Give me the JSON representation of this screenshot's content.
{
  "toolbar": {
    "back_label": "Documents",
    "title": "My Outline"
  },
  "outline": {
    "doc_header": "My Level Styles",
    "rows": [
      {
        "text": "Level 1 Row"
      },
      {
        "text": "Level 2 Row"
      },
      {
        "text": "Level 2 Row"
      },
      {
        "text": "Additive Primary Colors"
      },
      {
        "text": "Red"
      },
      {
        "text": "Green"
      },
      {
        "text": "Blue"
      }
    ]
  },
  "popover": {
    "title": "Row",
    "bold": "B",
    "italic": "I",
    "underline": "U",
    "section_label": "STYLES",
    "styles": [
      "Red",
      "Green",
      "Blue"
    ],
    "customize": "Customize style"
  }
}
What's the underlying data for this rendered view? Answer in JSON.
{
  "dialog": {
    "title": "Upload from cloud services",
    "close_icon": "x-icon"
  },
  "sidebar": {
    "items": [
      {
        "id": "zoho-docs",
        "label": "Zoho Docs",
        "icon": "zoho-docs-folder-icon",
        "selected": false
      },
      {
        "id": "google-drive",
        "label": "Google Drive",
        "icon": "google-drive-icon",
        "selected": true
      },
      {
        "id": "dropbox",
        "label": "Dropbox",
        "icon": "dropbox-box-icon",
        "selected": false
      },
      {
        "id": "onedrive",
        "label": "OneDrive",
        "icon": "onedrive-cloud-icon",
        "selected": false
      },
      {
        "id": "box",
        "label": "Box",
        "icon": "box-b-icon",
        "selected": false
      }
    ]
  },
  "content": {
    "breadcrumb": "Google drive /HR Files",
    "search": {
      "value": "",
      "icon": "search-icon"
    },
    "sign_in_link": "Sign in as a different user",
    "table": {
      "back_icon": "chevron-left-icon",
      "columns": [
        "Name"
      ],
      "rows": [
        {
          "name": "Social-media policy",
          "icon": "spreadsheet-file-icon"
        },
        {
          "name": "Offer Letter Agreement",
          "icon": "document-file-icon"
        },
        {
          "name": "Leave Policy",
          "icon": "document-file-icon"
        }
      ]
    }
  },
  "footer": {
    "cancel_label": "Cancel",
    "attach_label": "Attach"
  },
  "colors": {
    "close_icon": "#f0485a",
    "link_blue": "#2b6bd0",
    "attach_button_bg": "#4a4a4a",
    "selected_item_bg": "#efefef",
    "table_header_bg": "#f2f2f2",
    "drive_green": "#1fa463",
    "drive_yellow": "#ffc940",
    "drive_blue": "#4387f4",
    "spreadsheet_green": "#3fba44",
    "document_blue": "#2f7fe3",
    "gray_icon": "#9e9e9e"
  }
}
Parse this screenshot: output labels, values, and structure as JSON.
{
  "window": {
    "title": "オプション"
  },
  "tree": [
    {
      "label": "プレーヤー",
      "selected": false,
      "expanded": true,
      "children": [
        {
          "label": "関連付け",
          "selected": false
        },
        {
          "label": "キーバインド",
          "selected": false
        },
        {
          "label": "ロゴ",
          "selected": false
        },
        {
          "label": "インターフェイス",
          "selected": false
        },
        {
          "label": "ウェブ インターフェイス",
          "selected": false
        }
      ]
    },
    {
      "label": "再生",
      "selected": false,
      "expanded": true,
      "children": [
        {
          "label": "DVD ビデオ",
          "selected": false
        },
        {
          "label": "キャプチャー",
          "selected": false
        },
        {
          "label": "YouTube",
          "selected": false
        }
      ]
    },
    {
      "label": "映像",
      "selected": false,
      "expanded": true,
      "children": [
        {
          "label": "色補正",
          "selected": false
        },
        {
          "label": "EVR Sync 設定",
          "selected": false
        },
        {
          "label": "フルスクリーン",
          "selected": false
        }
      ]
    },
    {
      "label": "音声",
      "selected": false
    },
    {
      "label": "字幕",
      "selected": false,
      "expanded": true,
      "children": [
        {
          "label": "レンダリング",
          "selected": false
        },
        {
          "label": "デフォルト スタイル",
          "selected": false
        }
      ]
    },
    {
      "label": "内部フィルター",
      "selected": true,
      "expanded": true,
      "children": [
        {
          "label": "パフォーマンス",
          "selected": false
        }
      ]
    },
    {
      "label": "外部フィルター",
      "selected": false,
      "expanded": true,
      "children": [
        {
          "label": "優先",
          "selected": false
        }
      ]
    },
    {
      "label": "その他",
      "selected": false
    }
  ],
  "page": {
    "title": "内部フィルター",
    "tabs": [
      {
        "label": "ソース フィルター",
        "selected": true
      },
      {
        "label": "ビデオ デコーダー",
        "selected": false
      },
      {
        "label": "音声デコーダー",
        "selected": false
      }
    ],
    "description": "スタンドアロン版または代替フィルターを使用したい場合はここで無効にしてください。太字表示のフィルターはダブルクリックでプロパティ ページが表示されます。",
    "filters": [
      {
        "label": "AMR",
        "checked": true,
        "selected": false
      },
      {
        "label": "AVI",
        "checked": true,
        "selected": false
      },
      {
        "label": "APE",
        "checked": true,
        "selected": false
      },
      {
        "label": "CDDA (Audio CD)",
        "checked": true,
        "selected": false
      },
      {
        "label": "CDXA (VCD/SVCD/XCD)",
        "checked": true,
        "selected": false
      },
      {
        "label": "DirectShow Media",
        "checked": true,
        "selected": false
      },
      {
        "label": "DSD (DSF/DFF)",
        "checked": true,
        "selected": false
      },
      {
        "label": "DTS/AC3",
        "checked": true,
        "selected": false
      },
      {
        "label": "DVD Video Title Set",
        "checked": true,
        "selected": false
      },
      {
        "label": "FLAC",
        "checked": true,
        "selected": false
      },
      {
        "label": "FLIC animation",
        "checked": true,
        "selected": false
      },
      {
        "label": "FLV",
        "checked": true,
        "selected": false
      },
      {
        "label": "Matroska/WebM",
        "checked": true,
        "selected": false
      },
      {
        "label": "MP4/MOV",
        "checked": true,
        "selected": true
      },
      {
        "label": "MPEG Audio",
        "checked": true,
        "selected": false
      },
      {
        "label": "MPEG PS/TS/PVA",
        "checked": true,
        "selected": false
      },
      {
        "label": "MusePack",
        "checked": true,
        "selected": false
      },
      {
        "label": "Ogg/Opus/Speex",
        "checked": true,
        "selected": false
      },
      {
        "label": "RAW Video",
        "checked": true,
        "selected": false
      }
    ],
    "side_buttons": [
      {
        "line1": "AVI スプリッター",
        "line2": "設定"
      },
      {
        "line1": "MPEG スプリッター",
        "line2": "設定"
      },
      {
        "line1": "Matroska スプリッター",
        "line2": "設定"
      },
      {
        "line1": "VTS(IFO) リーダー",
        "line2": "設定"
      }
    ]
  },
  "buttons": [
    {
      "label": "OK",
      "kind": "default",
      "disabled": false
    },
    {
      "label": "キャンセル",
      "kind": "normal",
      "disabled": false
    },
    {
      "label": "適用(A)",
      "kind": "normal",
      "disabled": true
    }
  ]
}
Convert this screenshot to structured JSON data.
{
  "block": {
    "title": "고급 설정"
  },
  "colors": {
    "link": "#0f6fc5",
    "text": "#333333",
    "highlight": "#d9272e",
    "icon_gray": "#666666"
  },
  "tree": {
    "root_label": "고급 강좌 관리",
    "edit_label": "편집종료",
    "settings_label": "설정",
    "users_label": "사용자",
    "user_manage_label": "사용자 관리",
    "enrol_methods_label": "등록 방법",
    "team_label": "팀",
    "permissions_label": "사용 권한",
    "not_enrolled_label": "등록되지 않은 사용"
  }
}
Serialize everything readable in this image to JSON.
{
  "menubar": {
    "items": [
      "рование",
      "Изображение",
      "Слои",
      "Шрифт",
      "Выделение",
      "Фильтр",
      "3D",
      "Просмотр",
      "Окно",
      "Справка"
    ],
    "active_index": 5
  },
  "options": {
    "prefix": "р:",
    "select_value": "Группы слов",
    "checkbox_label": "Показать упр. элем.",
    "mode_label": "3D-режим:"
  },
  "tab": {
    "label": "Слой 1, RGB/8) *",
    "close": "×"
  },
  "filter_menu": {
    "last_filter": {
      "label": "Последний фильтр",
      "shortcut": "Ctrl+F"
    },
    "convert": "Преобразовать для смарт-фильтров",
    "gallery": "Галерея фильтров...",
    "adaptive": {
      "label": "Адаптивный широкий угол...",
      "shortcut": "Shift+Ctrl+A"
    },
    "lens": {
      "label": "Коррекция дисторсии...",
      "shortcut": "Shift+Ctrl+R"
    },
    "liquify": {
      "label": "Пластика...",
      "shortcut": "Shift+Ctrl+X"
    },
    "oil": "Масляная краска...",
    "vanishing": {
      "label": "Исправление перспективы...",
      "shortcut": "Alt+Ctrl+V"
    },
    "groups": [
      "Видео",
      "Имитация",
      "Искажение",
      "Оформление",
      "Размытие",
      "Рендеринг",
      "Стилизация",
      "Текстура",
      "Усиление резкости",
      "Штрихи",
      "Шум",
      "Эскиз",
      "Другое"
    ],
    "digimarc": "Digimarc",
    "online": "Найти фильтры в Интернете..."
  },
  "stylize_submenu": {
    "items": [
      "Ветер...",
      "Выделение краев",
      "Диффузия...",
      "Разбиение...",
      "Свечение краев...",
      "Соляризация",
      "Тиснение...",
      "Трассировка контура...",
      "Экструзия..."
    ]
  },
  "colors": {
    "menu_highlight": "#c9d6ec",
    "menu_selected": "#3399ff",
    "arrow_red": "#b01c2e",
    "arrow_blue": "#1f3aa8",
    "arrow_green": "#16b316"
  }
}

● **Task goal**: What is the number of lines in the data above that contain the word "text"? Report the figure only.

● **Response**: 8